## Work to complete
All entries are to be quoted exactly; the images stay out of the copy.

§

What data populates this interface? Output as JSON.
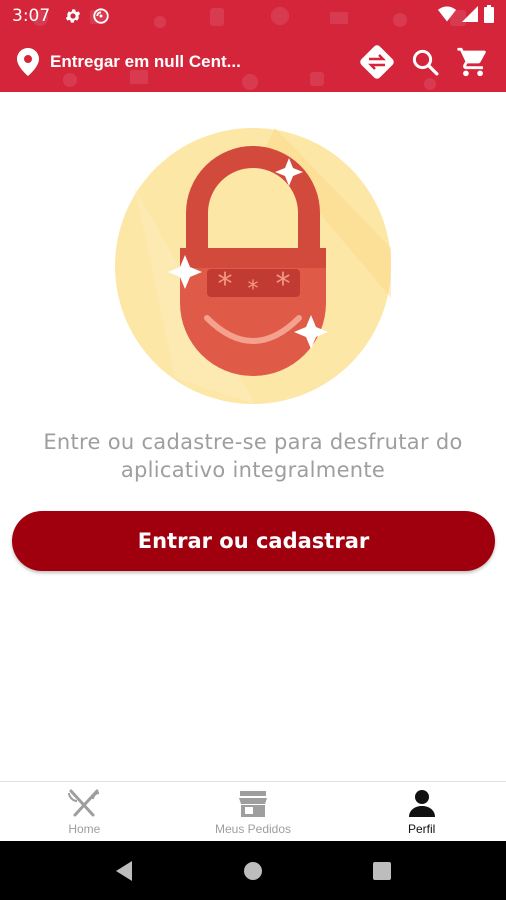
{
  "status_bar": {
    "time": "3:07",
    "icons": [
      "gear-icon",
      "no-disturb-icon"
    ],
    "right_icons": [
      "wifi-icon",
      "signal-icon",
      "battery-icon"
    ]
  },
  "header": {
    "address": "Entregar em null Cent...",
    "actions": [
      "swap-icon",
      "search-icon",
      "cart-icon"
    ]
  },
  "main": {
    "message": "Entre ou cadastre-se para desfrutar do aplicativo integralmente",
    "cta_label": "Entrar ou cadastrar"
  },
  "bottom_nav": {
    "items": [
      {
        "label": "Home",
        "icon": "utensils-icon",
        "active": false
      },
      {
        "label": "Meus Pedidos",
        "icon": "store-icon",
        "active": false
      },
      {
        "label": "Perfil",
        "icon": "person-icon",
        "active": true
      }
    ]
  },
  "colors": {
    "brand_red": "#d4253b",
    "cta_red": "#a0000e",
    "circle_yellow": "#fde7a6",
    "lock_red": "#e05a48"
  }
}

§

## Exercise response
What data populates this interface? Output as JSON.
{
  "status_bar": {
    "time": "3:07",
    "icons": [
      "gear-icon",
      "no-disturb-icon"
    ],
    "right_icons": [
      "wifi-icon",
      "signal-icon",
      "battery-icon"
    ]
  },
  "header": {
    "address": "Entregar em null Cent...",
    "actions": [
      "swap-icon",
      "search-icon",
      "cart-icon"
    ]
  },
  "main": {
    "message": "Entre ou cadastre-se para desfrutar do aplicativo integralmente",
    "cta_label": "Entrar ou cadastrar"
  },
  "bottom_nav": {
    "items": [
      {
        "label": "Home",
        "icon": "utensils-icon",
        "active": false
      },
      {
        "label": "Meus Pedidos",
        "icon": "store-icon",
        "active": false
      },
      {
        "label": "Perfil",
        "icon": "person-icon",
        "active": true
      }
    ]
  },
  "colors": {
    "brand_red": "#d4253b",
    "cta_red": "#a0000e",
    "circle_yellow": "#fde7a6",
    "lock_red": "#e05a48"
  }
}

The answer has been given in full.